A tale that begins with a dark room filled with the sound of wailing souls.”
Sam Coleman is dead. This much he knows. What he doesn’t know is why he woke up in a dark room in a house with seemingly limitless space and bricked-in doors . . . and demons trying to kill him.
Do not be deceived by the title of this hardcover from Titan Books. Snowpiercer Volume 2: The Explorers is actually Snowpiercer 2: The Explorers AND Snowpiercer 3: The Crossing collected in a single edition. It is the sequel to the original graphic novel (You may have seen my review.), and, like the first, it is drawn by the talented Jean-Marc Rochette; however, these new adventures, chronicling the plight of the last remnants of humanity on an unending journey aboard the ice-breaking behemoth Snowpiercer perpetually circling the frozen globe, are penned by a different writer, Benjamin Legrand. Legrand continued the series when the original writer, Jaques Lob, passed away in 1990.
Comic book publisher BOOM! Studios will soon be releasing Issue #18 of Bravest Warriors on Wednesday, March 26th, written by Jason Johnson and Breehn Burns and illustrated by Mike Holmes. The publisher has been very generous to the Fanboy Comics staff, as we are now able to share an exclusive advance preview of Issue #18 (as well as a number of amazing alternate covers by Tyson Hesse, Hamish Steele, Jason Adams, and Tad Lambert)!
Clifford Meth is a writer, editor, and champion of the rights of comic book creators. As if promoting his new book Comic Book Babylon (a dishy, behind-the-scenes look at the ins and outs of the comic book industry) wasn't enough to keep Cliff busy, he is also trying to resurrect a project created by late, great comic legend Dave Cockrum.
Cliff was kind enough to answer a few questions about Comic Book Babylon and Dave Cockrum's Futurians.
Back before Pandora or Spotify told you who you would enjoy listening to based off of your current listening selection, well, there was this guy. This guy hung around record shops, clubs, and concert venues and waxed on and on about this band and that, coaxing out tidbits of your personal music preference, then suggested bands or tracks to check out on the merit of his knowledge of music, and not some "what people who listen to X also like Y" formula created to sell shampoo and acne cleaner to music (or what sometimes passes for music) listeners. I miss those guys. Occasionally, you still run into folks who can pass along a good suggestion or two, but it's a hard line to follow when it's so easy to submit to the ease that is musical complacency.

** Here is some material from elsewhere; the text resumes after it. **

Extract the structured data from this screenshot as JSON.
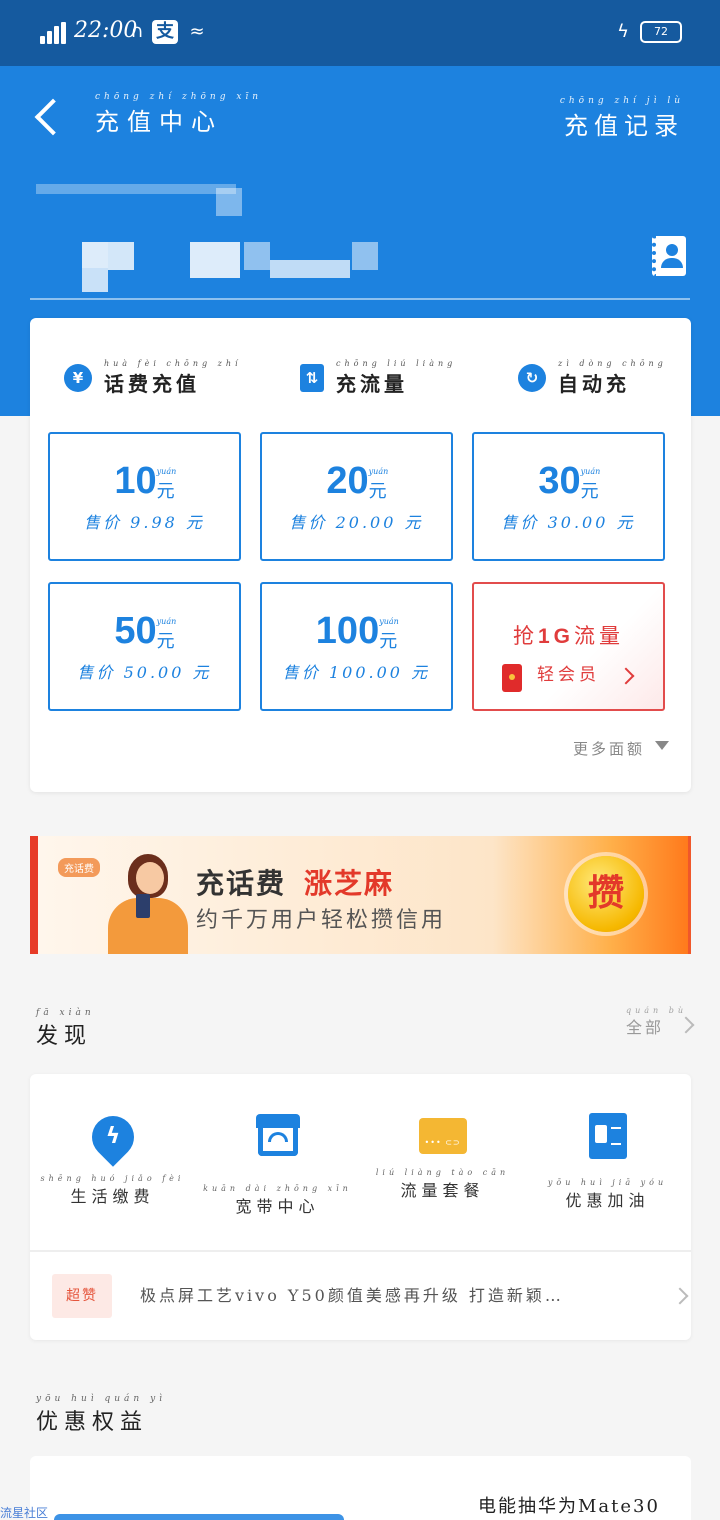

At its core, Kill Me is a really simple story. It’s about a man who ruins his life, then has a chance to go back in time and fix things. But, surrounding that basic concept are a whole lot of other events that make the story seem much more complicated than it is.